But what about the emotional or social benifits? Is it about being with friends? Is it about sharing stories over a pint? Is about getting drunk?

Please, keep the honest thoughts coming...and feel free to shoot me an email directly.

Thanks,

Scott

nick -

To me, the emotional and social benefits both stem directly from good beer making you feel good. It just feels good to sit down and drink a good beer. Even better, sitting around with friends drinking good beer - good feelings promote good conversation. It can just create a nice, warm feeling in a gathering, either at a nice bar, sitting around a living room, or sitting around a fire out in the open. Put simply, good beer makes for good vibes.

Alan -

To quote someone I cannot recall, beer makes you feel like you wish you felt like when you were without beer.

Greg -

Hi Alan,

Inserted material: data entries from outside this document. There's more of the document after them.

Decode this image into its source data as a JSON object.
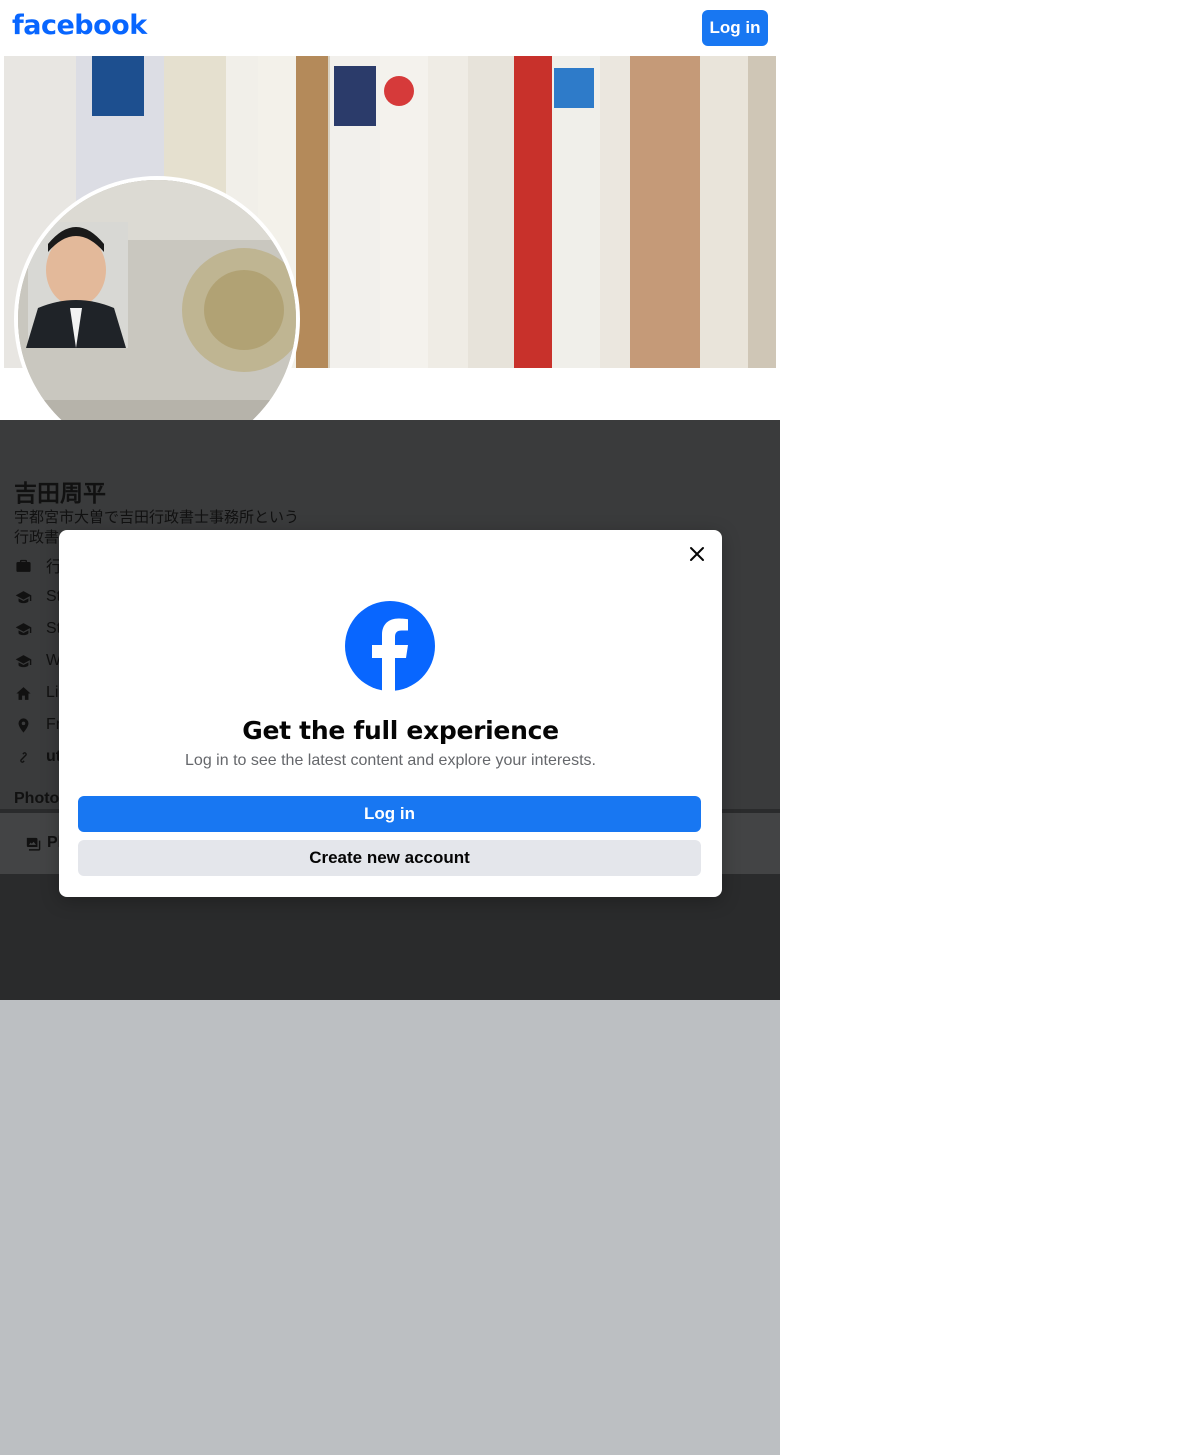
{
  "header": {
    "logo_text": "facebook",
    "login_label": "Log in"
  },
  "profile": {
    "name": "吉田周平",
    "bio_line1": "宇都宮市大曽で吉田行政書士事務所という",
    "bio_line2": "行政書",
    "info_items": [
      {
        "icon": "briefcase-icon",
        "text": "行"
      },
      {
        "icon": "graduation-cap-icon",
        "text": "St"
      },
      {
        "icon": "graduation-cap-icon",
        "text": "St"
      },
      {
        "icon": "graduation-cap-icon",
        "text": "W"
      },
      {
        "icon": "home-icon",
        "text": "Li"
      },
      {
        "icon": "location-pin-icon",
        "text": "Fr"
      },
      {
        "icon": "link-icon",
        "text": "ut"
      }
    ],
    "photos_label": "Photo",
    "tab_label": "Pl"
  },
  "modal": {
    "title": "Get the full experience",
    "subtitle": "Log in to see the latest content and explore your interests.",
    "login_label": "Log in",
    "create_label": "Create new account"
  },
  "colors": {
    "brand": "#0866ff",
    "button": "#1877f2",
    "overlay": "#3a3b3c"
  }
}
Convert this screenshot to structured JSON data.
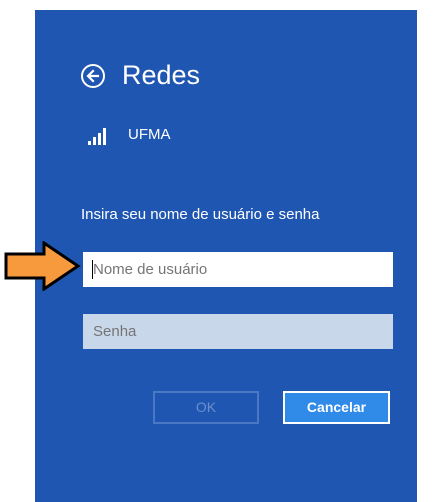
{
  "title": "Redes",
  "network": {
    "name": "UFMA"
  },
  "login": {
    "prompt": "Insira seu nome de usuário e senha",
    "username_placeholder": "Nome de usuário",
    "password_placeholder": "Senha"
  },
  "buttons": {
    "ok": "OK",
    "cancel": "Cancelar"
  },
  "colors": {
    "panel": "#1f56b2",
    "cancel": "#2f8ae8",
    "password_field": "#c9d7ea",
    "arrow": "#f79a3d"
  },
  "icons": [
    "back-arrow-icon",
    "signal-strength-icon",
    "pointer-arrow-icon"
  ]
}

You're welcome. I'm in Madison, Wisconsin, home of some pretty nice beers. Perhaps I'll de-lurk and put my pin on the Frappr map.

Alan -

Join the nation! I have never driven west into Ohio and beyond but must expand my microbrew knowledge that way soon. Any stores in Wisconsin you can recommend?

GR -

Scott--you're asking, in general, how does beer fit into my life? What do I like about it most. A good question for me, 'cause I love good whiskey and red wine too. I choose beer first in social situations with simple food, or out for just a drink and snack with friends. Wine is for dinner, whiskey goes with the wife. Beer is the group sociability thing. Foosball, hockey on TV, talking and laughing.

Greg -

Hey Alan,

There may be particularly good stores in and around Madison, but I'm not sure which they are. There are many acceptable stores. We are blessed with a number of good brewpubs and microbreweries within a short distance, many of which have products available in local stores. For brewpubs, we have The Great Dane, Angelic Brewing Company, and T.J. Whitney's. For breweries, there are Capital Brewery, Gray's, and New Glarus. New Glarus makes exceptional fruit lambics which are, I believe, fairly well known.

The Great Taste of the Midwest is also held here on the 2nd Saturday in August each year. For 5 hours, you get unlimited tasting of beers from over 100 breweries, each of which bring 3-10 varieties. Tickets usually sell out the day they are issued. I'm getting tingly thinking about this year's fest.

Prost!

Knut -

Hi Scott,
I think the diversity of beer is what makes it so interesting - and that is how I have managed to blog about beer almost daily for a year. It is a strong bock full of flavour on a cold winter evening or a hoppy refreshing pale ale on a hot summer's day. It is brewed in most coutries of the globe, with lots of national and regional varieties. And it has a rich history, going back, as you say, to ancient Egypt and beyond.
Over the last few decades a lot of people have started to enjoy a much broader range of wine than they used to. It is now time to explore the even broader diversity of beer.

Chris -

That post right above mine is one of the most stupidly obnoxious things I've ever seen. Perhaps it's time to add some sort of spam or bot protection to your comment area...<p>[ed.: <i>I just delete them. This is a manual spammer and he will give up in a few days</i>.]

Alan -

[Ed.: just to be clear, Chris is not slagging Knut. I removed the spam in question.]

Alan -

And just like that, Chris, you wish is my command.